1823/2带帽半身像1/4美元 PCGS XF 45
1823/2 Capped Bust Quarter. B-1. Rarity-6-. EF-45 (PCGS). The obverse is pearly silver-grey in color with a dusting of pinkish-bronze near the borders. The fields are remarkably smooth and without abrasions of note; just a few tiny ticks can be found in Liberty’s neck and lower hair curls. It is uniformly sharp with full denticles at the rim and centrils visible on every star. A minor blemish at the edge between stars 5 and 6 serves as a subtle-but-crucial pedigree marker. The reverse is more evenly toned in peach and golden iridescence, with hints of pearly luster in the fields surrounding the eagle. Trivial Mint-made planchet streaks show around the eagle’s head including a prominent streak through the B of PLURIBUS, which is also crucial for pedigree tracing.
Attractive overall with minimal traces of true circulation. Few American rarities have been so lovingly documented as the 1823/2 quarter, so carefully studied for provenance and technical nuance, and so appreciatively collected by those able to purchase one. The rarity of this date was already legendary by the time Montroville W. Dickeson wrote his 1859 emAmerican Numismatical Manual/em, where he pronounced this date “extremely rare.” In 1883, Harold P. Newlin posited that the four rarest U.S. silver coins were the 1802 half dime, the quarters of 1823 (all of which are 1823/2) and 1827, and the 1804 dollar, helping to contextualize the truly elusive nature of this issue.Dickeson, Newlin, and their contemporaries did not understand that reported mintage figures may have reflected the year the coins were delivered, but not necessarily the dates on the dies that were used to make them.
The Dickeson emManual /emgave a mintage figure of 17,800 coins, which encompasses all coins delivered in the 1823 calendar year.

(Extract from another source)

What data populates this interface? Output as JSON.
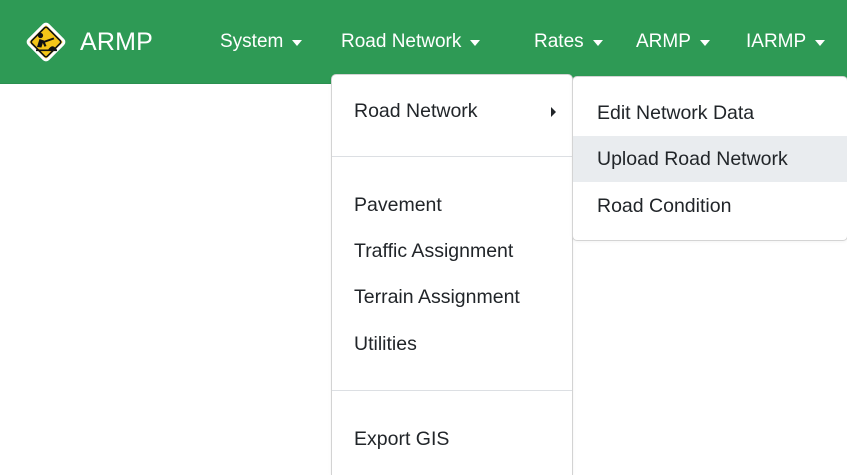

Today, considering the rarity of this date, most scholars presume that almost the entire delivered mintage of 1823 was actually dated 1822.Thirty-one discrete specimens have been documented, and a few more are assumed to exist in old-time collections or unexamined institutional holdings, yielding about 35. The Smithsonian Institution and the Durham Western Heritage Museum in Omaha both own well worn specimens. More than half of the known survivors are in grades below Very Fine, most quite worn, a few damaged, even one famously repaired to remove graffiti. It is difficult to overstate the significance of the present coin in the context of this incredibly rare issue. It was ranked as CC#8 in the exhaustive 2010 census by Rory Rea, et al. with an estimated grade of EF-40. At the current grade of EF-45 (PCGS), it is tied as the fourth finest certified by PCGS, with the AU-58+ Brand-Gardner-Link coin at the top of this population. No examples are currently graded in Mint State by PCGS or NGC, and the Newcomer-Miles-Hawn specimen has been graded Proof-64 (PCGS). This piece was illustrated as a plate coin in the seminal 1925 reference emThe Early Quarter Dollars of the United States 1796-1838/em by Add W. Browning, forever immortalizing it as an idyllic representation of the issue. It can be traced back to George S. Seavey circa 1873, and next appeared in the legendary June 1890 sale of the Lorin G. Parmelee Collection.
Plated in lot 947 and sold for $132, it was described as “excelled by only one specimen” and “exceedingly rare.” It then appeared a few times in the early 20th century, first at the January 1914 ANS Exhibit and then in in the Waldo C. Newcomer Collection, as advertised by B. Max Mehl in the March 1932 issues of emThe Numismatist/em. It last appeared publicly over 85 years ago in Louis R. Hemmer’s emPremium List/em of May 1935 and has been held privately since. While not technically a “new” discovery, this offering is certainly among the most exciting re-discoveries in recent memory from the early quarter series. Ex George S. Seavey, ca. 1873; New York Coin and Stamp Companys sale of the Lorin G. Parmelee Collection, June 1890, lot 947 (plated) at $132; Henry O. Granberg, displayed at the January 1914 ANS Exhibit; Waldo C. Newcomer; advertised by B. Max Mehl in the March 1932 issue of emThe Numismatist/em, page 198; Louis R. Hemmer Premium List of May 1935; private collection. The plate coin for the variety in the 1925 reference emThe Early Quarter Dollars of the United States 1796-1838/em by Ard W. Browning.